DATASET ENTRIES:
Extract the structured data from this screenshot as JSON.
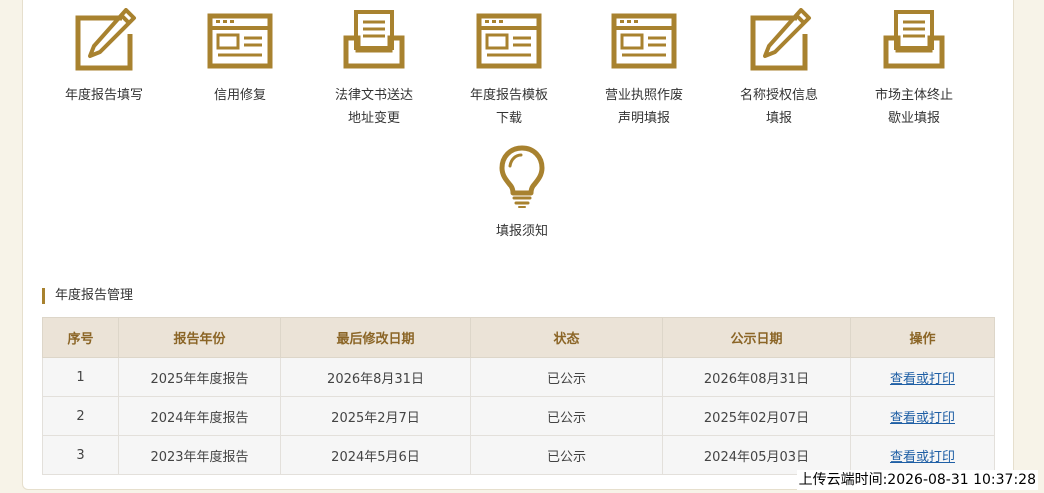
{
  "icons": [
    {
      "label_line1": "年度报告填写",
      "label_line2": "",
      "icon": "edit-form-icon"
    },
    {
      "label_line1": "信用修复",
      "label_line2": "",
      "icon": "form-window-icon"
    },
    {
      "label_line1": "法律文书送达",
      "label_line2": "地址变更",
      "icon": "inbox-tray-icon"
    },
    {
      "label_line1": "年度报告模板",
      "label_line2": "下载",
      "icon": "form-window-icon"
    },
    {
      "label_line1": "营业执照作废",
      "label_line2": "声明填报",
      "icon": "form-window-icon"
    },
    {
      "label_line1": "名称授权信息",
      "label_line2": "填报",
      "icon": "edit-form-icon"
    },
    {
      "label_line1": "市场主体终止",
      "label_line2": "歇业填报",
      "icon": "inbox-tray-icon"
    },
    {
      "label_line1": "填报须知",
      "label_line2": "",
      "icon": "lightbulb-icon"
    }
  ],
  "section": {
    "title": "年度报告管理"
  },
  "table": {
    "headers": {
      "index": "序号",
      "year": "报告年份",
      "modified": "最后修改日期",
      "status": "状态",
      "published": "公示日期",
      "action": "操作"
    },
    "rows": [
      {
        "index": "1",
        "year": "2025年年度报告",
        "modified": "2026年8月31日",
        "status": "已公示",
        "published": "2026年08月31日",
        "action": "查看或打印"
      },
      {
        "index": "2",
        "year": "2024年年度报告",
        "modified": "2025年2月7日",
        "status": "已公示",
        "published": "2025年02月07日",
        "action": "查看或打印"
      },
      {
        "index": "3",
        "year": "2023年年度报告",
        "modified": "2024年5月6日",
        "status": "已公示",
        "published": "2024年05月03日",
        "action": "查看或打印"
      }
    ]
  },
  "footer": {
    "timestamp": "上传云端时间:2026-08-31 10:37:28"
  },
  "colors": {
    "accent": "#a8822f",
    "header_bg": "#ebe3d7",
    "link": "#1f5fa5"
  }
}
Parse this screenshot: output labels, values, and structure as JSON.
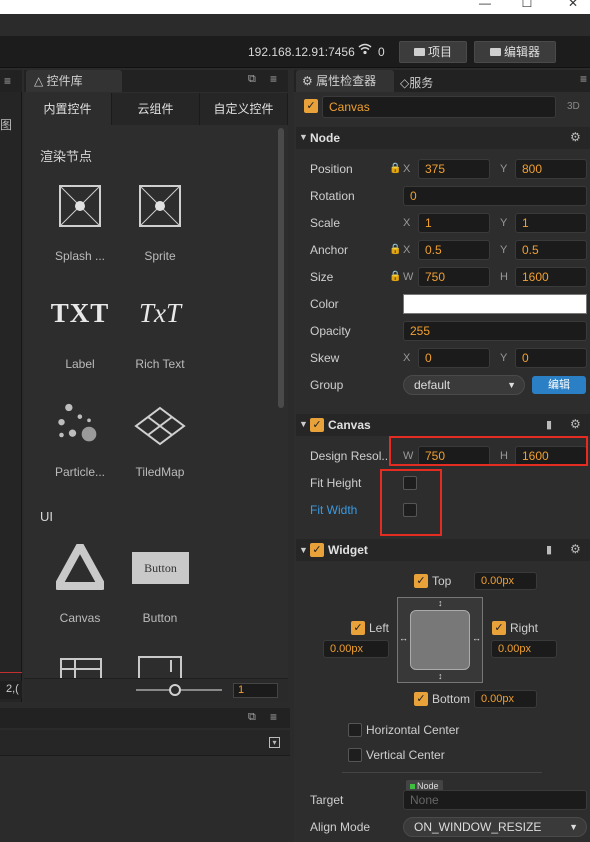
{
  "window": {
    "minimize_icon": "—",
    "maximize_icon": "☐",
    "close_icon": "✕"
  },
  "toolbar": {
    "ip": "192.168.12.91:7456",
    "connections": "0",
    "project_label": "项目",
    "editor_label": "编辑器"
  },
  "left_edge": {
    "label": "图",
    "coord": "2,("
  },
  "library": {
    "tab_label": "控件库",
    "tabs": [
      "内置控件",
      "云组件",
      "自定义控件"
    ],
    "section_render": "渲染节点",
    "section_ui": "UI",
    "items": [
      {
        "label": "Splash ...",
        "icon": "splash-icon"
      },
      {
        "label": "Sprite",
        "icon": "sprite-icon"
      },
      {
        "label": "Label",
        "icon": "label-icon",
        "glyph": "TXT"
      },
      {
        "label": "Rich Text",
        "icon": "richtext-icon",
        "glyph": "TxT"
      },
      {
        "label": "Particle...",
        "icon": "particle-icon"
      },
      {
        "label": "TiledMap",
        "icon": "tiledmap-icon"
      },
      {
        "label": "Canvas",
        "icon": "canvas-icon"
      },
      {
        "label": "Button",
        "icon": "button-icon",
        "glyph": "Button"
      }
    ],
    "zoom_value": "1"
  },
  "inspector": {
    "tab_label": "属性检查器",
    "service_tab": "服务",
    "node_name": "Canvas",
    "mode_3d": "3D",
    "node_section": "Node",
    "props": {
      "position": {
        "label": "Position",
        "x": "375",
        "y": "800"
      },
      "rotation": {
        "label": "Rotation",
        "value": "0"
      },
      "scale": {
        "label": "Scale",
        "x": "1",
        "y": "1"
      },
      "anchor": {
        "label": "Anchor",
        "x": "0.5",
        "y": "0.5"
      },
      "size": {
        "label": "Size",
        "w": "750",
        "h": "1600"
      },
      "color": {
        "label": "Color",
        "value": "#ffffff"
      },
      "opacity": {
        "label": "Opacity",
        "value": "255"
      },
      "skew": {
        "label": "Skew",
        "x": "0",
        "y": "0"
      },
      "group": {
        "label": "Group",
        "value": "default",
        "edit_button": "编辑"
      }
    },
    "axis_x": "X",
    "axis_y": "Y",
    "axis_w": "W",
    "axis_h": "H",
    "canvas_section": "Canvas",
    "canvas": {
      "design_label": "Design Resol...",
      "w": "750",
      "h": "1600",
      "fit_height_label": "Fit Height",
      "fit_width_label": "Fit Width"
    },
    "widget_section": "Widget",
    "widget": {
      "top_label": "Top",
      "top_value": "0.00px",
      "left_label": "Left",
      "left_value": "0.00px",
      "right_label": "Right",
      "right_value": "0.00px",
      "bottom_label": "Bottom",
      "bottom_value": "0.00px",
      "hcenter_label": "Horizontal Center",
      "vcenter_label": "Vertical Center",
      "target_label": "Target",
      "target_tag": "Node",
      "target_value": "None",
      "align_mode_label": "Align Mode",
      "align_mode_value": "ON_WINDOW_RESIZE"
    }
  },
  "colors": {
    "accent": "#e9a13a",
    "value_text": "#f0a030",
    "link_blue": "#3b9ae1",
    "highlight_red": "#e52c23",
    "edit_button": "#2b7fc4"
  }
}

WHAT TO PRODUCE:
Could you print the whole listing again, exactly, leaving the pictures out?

TASK RESPONSE:
Extract the structured data from this screenshot as JSON.
{
  "icons": [
    {
      "label_line1": "年度报告填写",
      "label_line2": "",
      "icon": "edit-form-icon"
    },
    {
      "label_line1": "信用修复",
      "label_line2": "",
      "icon": "form-window-icon"
    },
    {
      "label_line1": "法律文书送达",
      "label_line2": "地址变更",
      "icon": "inbox-tray-icon"
    },
    {
      "label_line1": "年度报告模板",
      "label_line2": "下载",
      "icon": "form-window-icon"
    },
    {
      "label_line1": "营业执照作废",
      "label_line2": "声明填报",
      "icon": "form-window-icon"
    },
    {
      "label_line1": "名称授权信息",
      "label_line2": "填报",
      "icon": "edit-form-icon"
    },
    {
      "label_line1": "市场主体终止",
      "label_line2": "歇业填报",
      "icon": "inbox-tray-icon"
    },
    {
      "label_line1": "填报须知",
      "label_line2": "",
      "icon": "lightbulb-icon"
    }
  ],
  "section": {
    "title": "年度报告管理"
  },
  "table": {
    "headers": {
      "index": "序号",
      "year": "报告年份",
      "modified": "最后修改日期",
      "status": "状态",
      "published": "公示日期",
      "action": "操作"
    },
    "rows": [
      {
        "index": "1",
        "year": "2025年年度报告",
        "modified": "2026年8月31日",
        "status": "已公示",
        "published": "2026年08月31日",
        "action": "查看或打印"
      },
      {
        "index": "2",
        "year": "2024年年度报告",
        "modified": "2025年2月7日",
        "status": "已公示",
        "published": "2025年02月07日",
        "action": "查看或打印"
      },
      {
        "index": "3",
        "year": "2023年年度报告",
        "modified": "2024年5月6日",
        "status": "已公示",
        "published": "2024年05月03日",
        "action": "查看或打印"
      }
    ]
  },
  "footer": {
    "timestamp": "上传云端时间:2026-08-31 10:37:28"
  },
  "colors": {
    "accent": "#a8822f",
    "header_bg": "#ebe3d7",
    "link": "#1f5fa5"
  }
}
Parse this screenshot: output labels, values, and structure as JSON.
{
  "window": {
    "minimize_icon": "—",
    "maximize_icon": "☐",
    "close_icon": "✕"
  },
  "toolbar": {
    "ip": "192.168.12.91:7456",
    "connections": "0",
    "project_label": "项目",
    "editor_label": "编辑器"
  },
  "left_edge": {
    "label": "图",
    "coord": "2,("
  },
  "library": {
    "tab_label": "控件库",
    "tabs": [
      "内置控件",
      "云组件",
      "自定义控件"
    ],
    "section_render": "渲染节点",
    "section_ui": "UI",
    "items": [
      {
        "label": "Splash ...",
        "icon": "splash-icon"
      },
      {
        "label": "Sprite",
        "icon": "sprite-icon"
      },
      {
        "label": "Label",
        "icon": "label-icon",
        "glyph": "TXT"
      },
      {
        "label": "Rich Text",
        "icon": "richtext-icon",
        "glyph": "TxT"
      },
      {
        "label": "Particle...",
        "icon": "particle-icon"
      },
      {
        "label": "TiledMap",
        "icon": "tiledmap-icon"
      },
      {
        "label": "Canvas",
        "icon": "canvas-icon"
      },
      {
        "label": "Button",
        "icon": "button-icon",
        "glyph": "Button"
      }
    ],
    "zoom_value": "1"
  },
  "inspector": {
    "tab_label": "属性检查器",
    "service_tab": "服务",
    "node_name": "Canvas",
    "mode_3d": "3D",
    "node_section": "Node",
    "props": {
      "position": {
        "label": "Position",
        "x": "375",
        "y": "800"
      },
      "rotation": {
        "label": "Rotation",
        "value": "0"
      },
      "scale": {
        "label": "Scale",
        "x": "1",
        "y": "1"
      },
      "anchor": {
        "label": "Anchor",
        "x": "0.5",
        "y": "0.5"
      },
      "size": {
        "label": "Size",
        "w": "750",
        "h": "1600"
      },
      "color": {
        "label": "Color",
        "value": "#ffffff"
      },
      "opacity": {
        "label": "Opacity",
        "value": "255"
      },
      "skew": {
        "label": "Skew",
        "x": "0",
        "y": "0"
      },
      "group": {
        "label": "Group",
        "value": "default",
        "edit_button": "编辑"
      }
    },
    "axis_x": "X",
    "axis_y": "Y",
    "axis_w": "W",
    "axis_h": "H",
    "canvas_section": "Canvas",
    "canvas": {
      "design_label": "Design Resol...",
      "w": "750",
      "h": "1600",
      "fit_height_label": "Fit Height",
      "fit_width_label": "Fit Width"
    },
    "widget_section": "Widget",
    "widget": {
      "top_label": "Top",
      "top_value": "0.00px",
      "left_label": "Left",
      "left_value": "0.00px",
      "right_label": "Right",
      "right_value": "0.00px",
      "bottom_label": "Bottom",
      "bottom_value": "0.00px",
      "hcenter_label": "Horizontal Center",
      "vcenter_label": "Vertical Center",
      "target_label": "Target",
      "target_tag": "Node",
      "target_value": "None",
      "align_mode_label": "Align Mode",
      "align_mode_value": "ON_WINDOW_RESIZE"
    }
  },
  "colors": {
    "accent": "#e9a13a",
    "value_text": "#f0a030",
    "link_blue": "#3b9ae1",
    "highlight_red": "#e52c23",
    "edit_button": "#2b7fc4"
  }
}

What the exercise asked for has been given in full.